*** Opening of Given data ***
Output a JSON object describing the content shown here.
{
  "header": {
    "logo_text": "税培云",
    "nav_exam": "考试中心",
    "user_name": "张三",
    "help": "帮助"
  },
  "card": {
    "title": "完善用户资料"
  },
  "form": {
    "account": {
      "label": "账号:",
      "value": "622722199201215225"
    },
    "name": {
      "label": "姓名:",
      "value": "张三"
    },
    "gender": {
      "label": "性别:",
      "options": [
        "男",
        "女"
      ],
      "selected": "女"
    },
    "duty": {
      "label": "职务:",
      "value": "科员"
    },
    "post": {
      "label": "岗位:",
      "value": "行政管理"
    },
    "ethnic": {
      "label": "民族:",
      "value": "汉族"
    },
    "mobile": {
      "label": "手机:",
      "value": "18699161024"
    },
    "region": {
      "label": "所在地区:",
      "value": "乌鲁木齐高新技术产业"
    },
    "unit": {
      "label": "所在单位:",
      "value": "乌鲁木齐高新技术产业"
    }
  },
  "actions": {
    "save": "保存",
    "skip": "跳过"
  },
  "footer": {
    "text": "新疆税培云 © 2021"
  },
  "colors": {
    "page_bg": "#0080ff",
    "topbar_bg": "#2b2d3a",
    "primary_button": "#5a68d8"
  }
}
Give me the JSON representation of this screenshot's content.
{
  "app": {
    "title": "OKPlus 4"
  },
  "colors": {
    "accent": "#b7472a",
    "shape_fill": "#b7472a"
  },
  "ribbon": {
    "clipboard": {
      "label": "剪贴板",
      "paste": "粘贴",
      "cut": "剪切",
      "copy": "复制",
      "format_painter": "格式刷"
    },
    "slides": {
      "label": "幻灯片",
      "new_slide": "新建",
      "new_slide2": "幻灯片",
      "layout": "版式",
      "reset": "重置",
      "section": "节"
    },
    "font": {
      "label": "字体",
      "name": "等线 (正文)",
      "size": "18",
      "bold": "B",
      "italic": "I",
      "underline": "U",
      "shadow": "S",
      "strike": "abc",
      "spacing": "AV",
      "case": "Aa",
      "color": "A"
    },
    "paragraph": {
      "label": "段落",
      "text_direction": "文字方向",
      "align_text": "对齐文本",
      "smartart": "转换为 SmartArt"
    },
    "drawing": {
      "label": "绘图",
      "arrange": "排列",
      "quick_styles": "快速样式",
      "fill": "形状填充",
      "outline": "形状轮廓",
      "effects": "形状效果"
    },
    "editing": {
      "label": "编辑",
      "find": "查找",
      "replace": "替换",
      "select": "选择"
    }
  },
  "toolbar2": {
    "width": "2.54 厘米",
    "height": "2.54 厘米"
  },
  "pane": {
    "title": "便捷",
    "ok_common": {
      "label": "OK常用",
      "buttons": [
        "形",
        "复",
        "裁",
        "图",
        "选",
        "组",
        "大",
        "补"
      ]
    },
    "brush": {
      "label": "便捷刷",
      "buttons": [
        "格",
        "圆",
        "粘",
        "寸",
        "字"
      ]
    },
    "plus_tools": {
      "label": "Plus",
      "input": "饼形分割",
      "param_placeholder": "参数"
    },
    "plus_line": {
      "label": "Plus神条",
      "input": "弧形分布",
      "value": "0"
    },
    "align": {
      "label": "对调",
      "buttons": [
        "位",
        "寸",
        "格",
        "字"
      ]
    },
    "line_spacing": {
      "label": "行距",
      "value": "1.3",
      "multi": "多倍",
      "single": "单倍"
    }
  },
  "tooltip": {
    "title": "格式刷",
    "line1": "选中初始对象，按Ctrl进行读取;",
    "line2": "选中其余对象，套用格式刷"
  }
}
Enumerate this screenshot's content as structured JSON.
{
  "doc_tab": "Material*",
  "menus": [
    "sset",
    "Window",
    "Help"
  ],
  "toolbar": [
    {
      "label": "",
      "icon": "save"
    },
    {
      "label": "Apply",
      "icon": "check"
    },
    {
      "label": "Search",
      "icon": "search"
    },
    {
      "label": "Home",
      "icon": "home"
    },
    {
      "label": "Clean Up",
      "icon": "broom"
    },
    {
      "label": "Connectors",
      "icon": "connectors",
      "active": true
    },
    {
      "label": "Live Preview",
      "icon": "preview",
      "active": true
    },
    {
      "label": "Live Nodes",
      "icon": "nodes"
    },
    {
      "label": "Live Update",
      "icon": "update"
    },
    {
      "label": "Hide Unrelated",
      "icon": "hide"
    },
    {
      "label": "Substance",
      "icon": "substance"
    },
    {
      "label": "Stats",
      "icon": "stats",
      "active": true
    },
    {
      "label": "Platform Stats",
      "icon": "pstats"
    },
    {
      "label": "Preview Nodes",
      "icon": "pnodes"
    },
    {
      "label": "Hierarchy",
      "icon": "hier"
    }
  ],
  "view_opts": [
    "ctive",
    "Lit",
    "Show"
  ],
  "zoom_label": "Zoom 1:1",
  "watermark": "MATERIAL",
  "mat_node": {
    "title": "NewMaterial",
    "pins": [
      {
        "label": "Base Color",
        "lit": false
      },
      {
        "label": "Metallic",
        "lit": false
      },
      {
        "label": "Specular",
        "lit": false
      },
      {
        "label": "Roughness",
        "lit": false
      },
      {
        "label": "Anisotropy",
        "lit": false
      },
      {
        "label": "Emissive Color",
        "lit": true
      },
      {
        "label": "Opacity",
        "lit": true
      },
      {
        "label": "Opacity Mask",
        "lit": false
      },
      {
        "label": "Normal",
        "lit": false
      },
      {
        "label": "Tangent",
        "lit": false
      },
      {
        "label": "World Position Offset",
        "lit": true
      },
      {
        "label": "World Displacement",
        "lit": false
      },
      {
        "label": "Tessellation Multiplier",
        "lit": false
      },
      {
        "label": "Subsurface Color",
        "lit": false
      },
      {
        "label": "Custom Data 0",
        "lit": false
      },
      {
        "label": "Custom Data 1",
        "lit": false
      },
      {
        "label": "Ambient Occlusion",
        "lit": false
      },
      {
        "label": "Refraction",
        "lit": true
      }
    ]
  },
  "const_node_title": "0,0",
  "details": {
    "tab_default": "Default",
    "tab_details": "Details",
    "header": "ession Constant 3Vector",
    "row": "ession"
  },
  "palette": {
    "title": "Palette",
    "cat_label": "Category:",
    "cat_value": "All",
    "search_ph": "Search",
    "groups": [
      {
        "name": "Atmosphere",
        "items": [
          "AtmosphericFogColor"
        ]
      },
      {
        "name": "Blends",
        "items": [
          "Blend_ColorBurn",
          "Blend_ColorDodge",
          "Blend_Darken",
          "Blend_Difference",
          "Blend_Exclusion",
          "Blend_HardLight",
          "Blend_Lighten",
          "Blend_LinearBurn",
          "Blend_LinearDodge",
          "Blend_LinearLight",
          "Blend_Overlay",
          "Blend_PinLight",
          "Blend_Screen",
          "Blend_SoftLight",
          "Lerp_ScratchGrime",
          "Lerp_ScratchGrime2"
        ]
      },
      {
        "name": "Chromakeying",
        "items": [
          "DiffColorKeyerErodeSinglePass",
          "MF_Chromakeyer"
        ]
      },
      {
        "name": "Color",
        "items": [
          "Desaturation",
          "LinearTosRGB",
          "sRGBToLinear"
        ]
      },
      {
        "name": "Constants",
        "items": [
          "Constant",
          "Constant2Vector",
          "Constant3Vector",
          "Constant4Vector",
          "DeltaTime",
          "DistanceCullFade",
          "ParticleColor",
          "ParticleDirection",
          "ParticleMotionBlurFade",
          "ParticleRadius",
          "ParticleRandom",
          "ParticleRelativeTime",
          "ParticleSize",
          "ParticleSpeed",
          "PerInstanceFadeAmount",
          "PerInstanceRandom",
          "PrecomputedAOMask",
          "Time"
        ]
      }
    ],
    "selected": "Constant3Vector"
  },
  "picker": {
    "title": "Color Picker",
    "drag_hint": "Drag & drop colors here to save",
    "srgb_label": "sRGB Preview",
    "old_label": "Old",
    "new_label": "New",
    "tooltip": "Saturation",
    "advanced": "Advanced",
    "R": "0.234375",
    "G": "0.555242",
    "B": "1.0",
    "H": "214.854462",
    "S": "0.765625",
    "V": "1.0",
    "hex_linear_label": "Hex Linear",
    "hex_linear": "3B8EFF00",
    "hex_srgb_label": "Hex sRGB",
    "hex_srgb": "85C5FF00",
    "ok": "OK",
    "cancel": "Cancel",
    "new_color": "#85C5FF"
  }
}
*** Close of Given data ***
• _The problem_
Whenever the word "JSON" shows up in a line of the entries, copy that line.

• _Expected output_
Output a JSON object describing the content shown here.
Give me the JSON representation of this screenshot's content.
Enumerate this screenshot's content as structured JSON.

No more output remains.